Notification badges can be disabled on a per-app basis using notification badges, and app developers have the option of selecting what will and won't trigger a notification badge, or leaving the option up to users (this can be accessed by holding down on the app icon and tapping on the little i). Google Play Music has a litany of categories you can turn notification dots on and off for, should you desire. If a developer doesn't target Android Oreo in its code, that app will display a notification badge for every notification from that app.
Notification previews: bringing notification content to the home screen
When you long-press on an app with a notification badge in Android Oreo, we get another new Android Oreo feature: notification previews. Notification previews put a condensed notification on your home screen in the same menu as your App Shortcuts. Notification Previews aren't meant to let you read a whole email or lengthy message, but they'll give you titles and senders, or a quick message and senders for messaging apps.
You can tap a notification preview to open the app and act on the preview, but there are no buttons or actions that display on a notification preview the way they do for the actual notification. You can't hit play or pause for your music like you can from the actual notification shade. So notifications let you look from the home screen, but if you actually want to do something with them, you have to swipe down from the top of the screen.
Which launchers support notification badges and notification previews?
Notification badges are a function of Android Oreo, but the biggest requirement here is launcher support. Google's Pixel Launcher supports notification badges, as does Lawnchair, the XDA born-and-bred launcher that tries to make a Pixel Launcher that's more customizable and awesome. A few of the more popular customization-geared third-party launchers, Nova Launcher and Action Launcher have added support for notification badges, and even backported it back as far as Android Lollipop.

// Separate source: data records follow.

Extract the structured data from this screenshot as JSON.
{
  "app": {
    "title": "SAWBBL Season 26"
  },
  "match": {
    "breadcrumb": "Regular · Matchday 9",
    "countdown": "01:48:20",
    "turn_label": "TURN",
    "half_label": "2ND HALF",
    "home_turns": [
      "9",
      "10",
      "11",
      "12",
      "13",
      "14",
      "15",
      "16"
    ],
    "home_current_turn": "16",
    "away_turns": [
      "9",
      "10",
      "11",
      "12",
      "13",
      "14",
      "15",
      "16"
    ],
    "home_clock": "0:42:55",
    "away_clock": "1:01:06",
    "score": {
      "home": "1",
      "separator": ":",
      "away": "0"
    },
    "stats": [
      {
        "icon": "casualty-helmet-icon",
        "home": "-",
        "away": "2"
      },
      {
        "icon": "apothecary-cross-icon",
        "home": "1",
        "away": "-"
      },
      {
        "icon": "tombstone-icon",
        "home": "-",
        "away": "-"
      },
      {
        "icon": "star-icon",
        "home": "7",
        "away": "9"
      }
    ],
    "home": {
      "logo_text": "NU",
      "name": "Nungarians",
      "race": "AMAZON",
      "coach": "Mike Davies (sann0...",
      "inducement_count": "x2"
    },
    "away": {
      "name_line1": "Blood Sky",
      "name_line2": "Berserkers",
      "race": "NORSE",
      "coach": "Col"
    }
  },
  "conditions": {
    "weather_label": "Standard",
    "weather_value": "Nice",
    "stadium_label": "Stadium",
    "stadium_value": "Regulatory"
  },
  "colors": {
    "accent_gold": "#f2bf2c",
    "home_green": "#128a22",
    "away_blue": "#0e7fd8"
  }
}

Notification previews are likewise available on the Pixel Launcher on Android Oreo, Lawnchair, and on Action Launcher back to Android Lollipop, with Action Launcher allowing you to theme the preview backgrounds with Quicktheme. Nova Launcher has not implemented Notification previews yet. It's worth noting that while notification badges are relatively consistent among launchers and Android versions, notification previews do vary by launcher. For instance, Google Play Music will show up as both a notification badge and a notification preview for Action Launcher only when Play Music is paused, whereas on the Pixel Launcher Play Music's media controls notification won't appear as a notification badge or notification preview at all unless you turn it on inside the App notifications menu for Play Music inside the Settings app, which will allow you to see the dot and the preview whether it's paused or playing.
When can you play with them?

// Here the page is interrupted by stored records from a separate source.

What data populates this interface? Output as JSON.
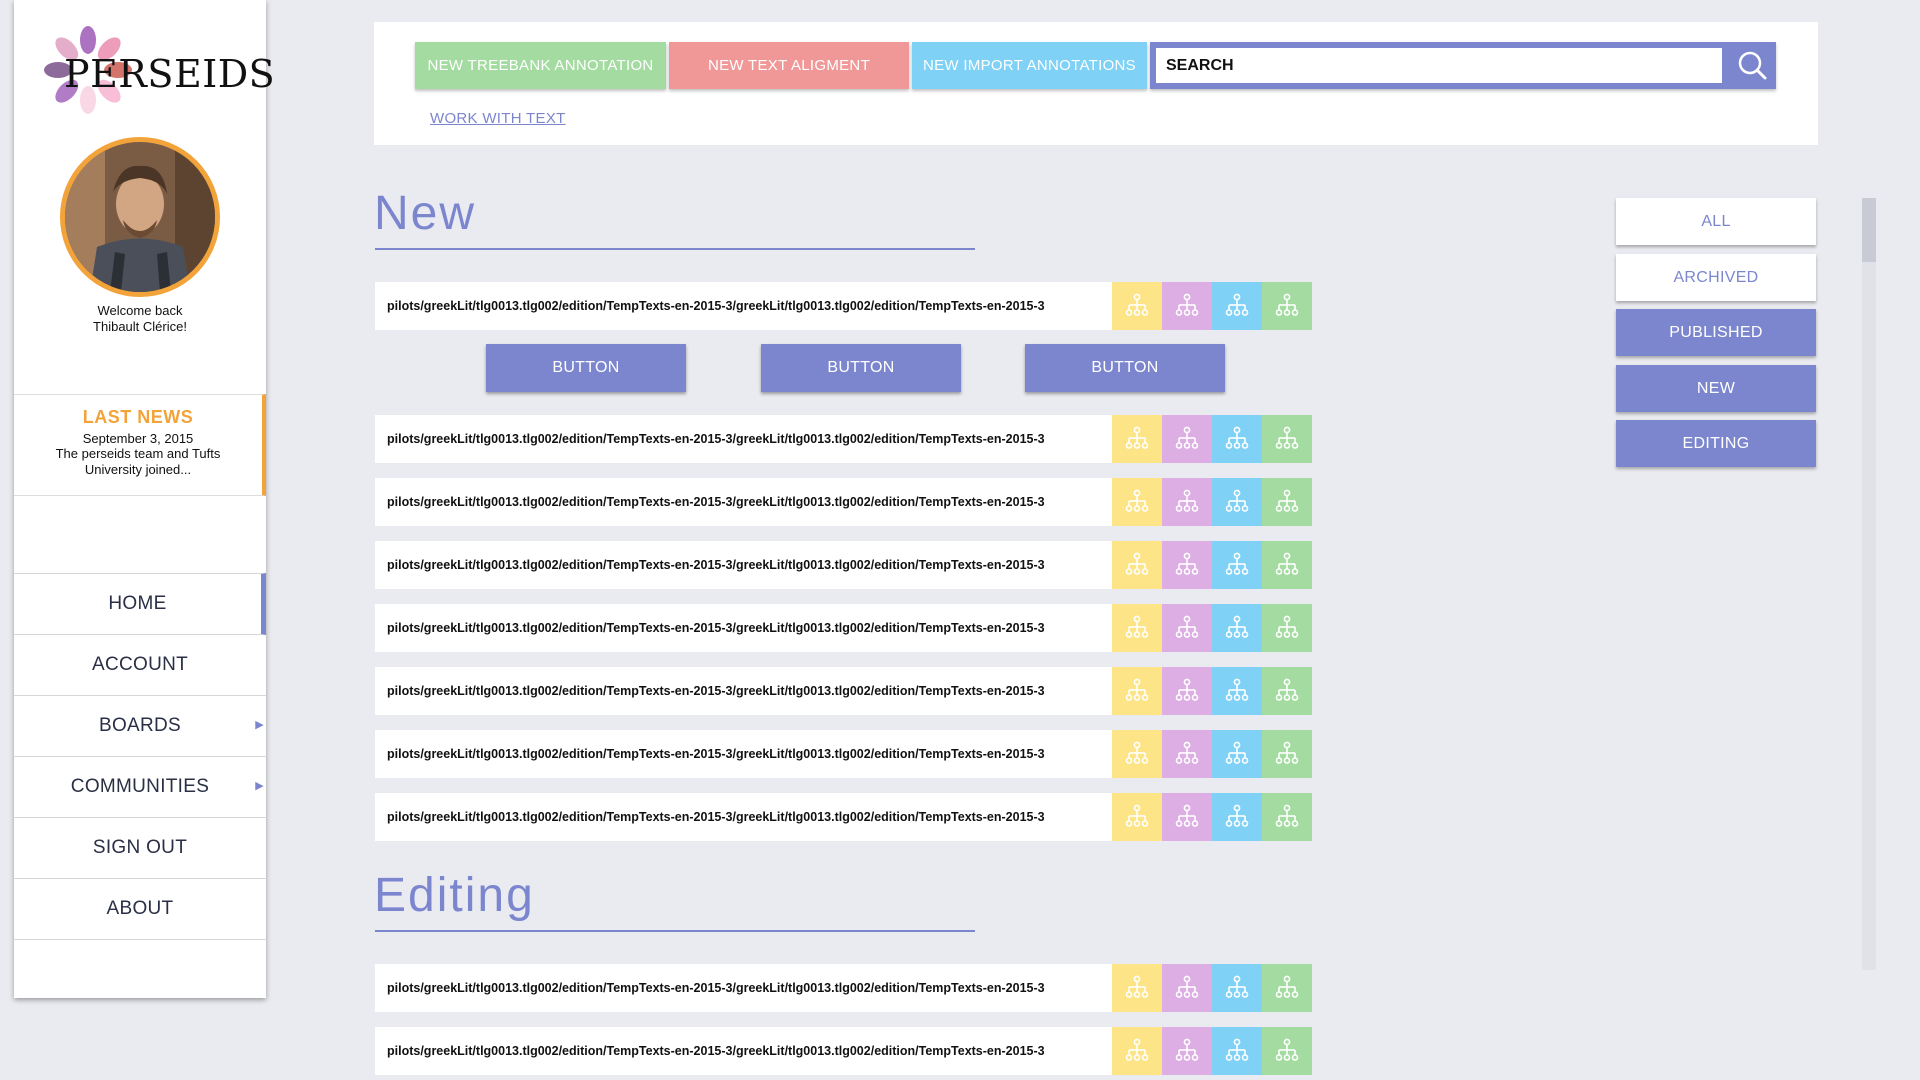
{
  "colors": {
    "accent": "#7c86cf",
    "orange": "#f2a33a",
    "green_button": "#a3dba1",
    "red_button": "#f09898",
    "blue_button": "#7fd1f5",
    "tree_yellow": "#fde487",
    "tree_purple": "#dcaee3",
    "tree_blue": "#7fd1f5",
    "tree_green": "#a3dba1"
  },
  "sidebar": {
    "logo_text": "PERSEIDS",
    "welcome_line1": "Welcome back",
    "welcome_line2": "Thibault Clérice!",
    "news": {
      "title": "LAST NEWS",
      "date": "September 3, 2015",
      "body": "The perseids team and Tufts University joined..."
    },
    "nav": [
      {
        "label": "HOME",
        "active": true,
        "submenu": false
      },
      {
        "label": "ACCOUNT",
        "active": false,
        "submenu": false
      },
      {
        "label": "BOARDS",
        "active": false,
        "submenu": true
      },
      {
        "label": "COMMUNITIES",
        "active": false,
        "submenu": true
      },
      {
        "label": "SIGN OUT",
        "active": false,
        "submenu": false
      },
      {
        "label": "ABOUT",
        "active": false,
        "submenu": false
      }
    ]
  },
  "toolbar": {
    "new_treebank": "NEW TREEBANK ANNOTATION",
    "new_text_alignment": "NEW TEXT ALIGMENT",
    "new_import": "NEW IMPORT ANNOTATIONS",
    "search_value": "SEARCH",
    "search_icon": "search-icon",
    "work_with_text": "WORK WITH TEXT"
  },
  "sections": {
    "new_title": "New",
    "editing_title": "Editing"
  },
  "row_path": "pilots/greekLit/tlg0013.tlg002/edition/TempTexts-en-2015-3/greekLit/tlg0013.tlg002/edition/TempTexts-en-2015-3",
  "new_rows": [
    "pilots/greekLit/tlg0013.tlg002/edition/TempTexts-en-2015-3/greekLit/tlg0013.tlg002/edition/TempTexts-en-2015-3",
    "pilots/greekLit/tlg0013.tlg002/edition/TempTexts-en-2015-3/greekLit/tlg0013.tlg002/edition/TempTexts-en-2015-3",
    "pilots/greekLit/tlg0013.tlg002/edition/TempTexts-en-2015-3/greekLit/tlg0013.tlg002/edition/TempTexts-en-2015-3",
    "pilots/greekLit/tlg0013.tlg002/edition/TempTexts-en-2015-3/greekLit/tlg0013.tlg002/edition/TempTexts-en-2015-3",
    "pilots/greekLit/tlg0013.tlg002/edition/TempTexts-en-2015-3/greekLit/tlg0013.tlg002/edition/TempTexts-en-2015-3",
    "pilots/greekLit/tlg0013.tlg002/edition/TempTexts-en-2015-3/greekLit/tlg0013.tlg002/edition/TempTexts-en-2015-3",
    "pilots/greekLit/tlg0013.tlg002/edition/TempTexts-en-2015-3/greekLit/tlg0013.tlg002/edition/TempTexts-en-2015-3",
    "pilots/greekLit/tlg0013.tlg002/edition/TempTexts-en-2015-3/greekLit/tlg0013.tlg002/edition/TempTexts-en-2015-3"
  ],
  "editing_rows": [
    "pilots/greekLit/tlg0013.tlg002/edition/TempTexts-en-2015-3/greekLit/tlg0013.tlg002/edition/TempTexts-en-2015-3",
    "pilots/greekLit/tlg0013.tlg002/edition/TempTexts-en-2015-3/greekLit/tlg0013.tlg002/edition/TempTexts-en-2015-3"
  ],
  "row_buttons": [
    "BUTTON",
    "BUTTON",
    "BUTTON"
  ],
  "tree_icon": "tree-structure-icon",
  "filters": [
    {
      "label": "ALL",
      "style": "light"
    },
    {
      "label": "ARCHIVED",
      "style": "light"
    },
    {
      "label": "PUBLISHED",
      "style": "dark"
    },
    {
      "label": "NEW",
      "style": "dark"
    },
    {
      "label": "EDITING",
      "style": "dark"
    }
  ]
}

Well, both notification badges and notification previews are already live for Action Launcher users and Lawnchair users on older version of Android, and Pixel Launcher on Android Oreo. Considering how much notification previews rely on launcher compatibility, it may take a while for that to trickle out to every launcher on the market, but they'll come to well-supported launchers sooner than Android Oreo will come to well-supported devices.
Which notification feature are you more excited to see? Or is this just one more notification feature you'll be turning off when you get Android Oreo? Shout out in the comments below!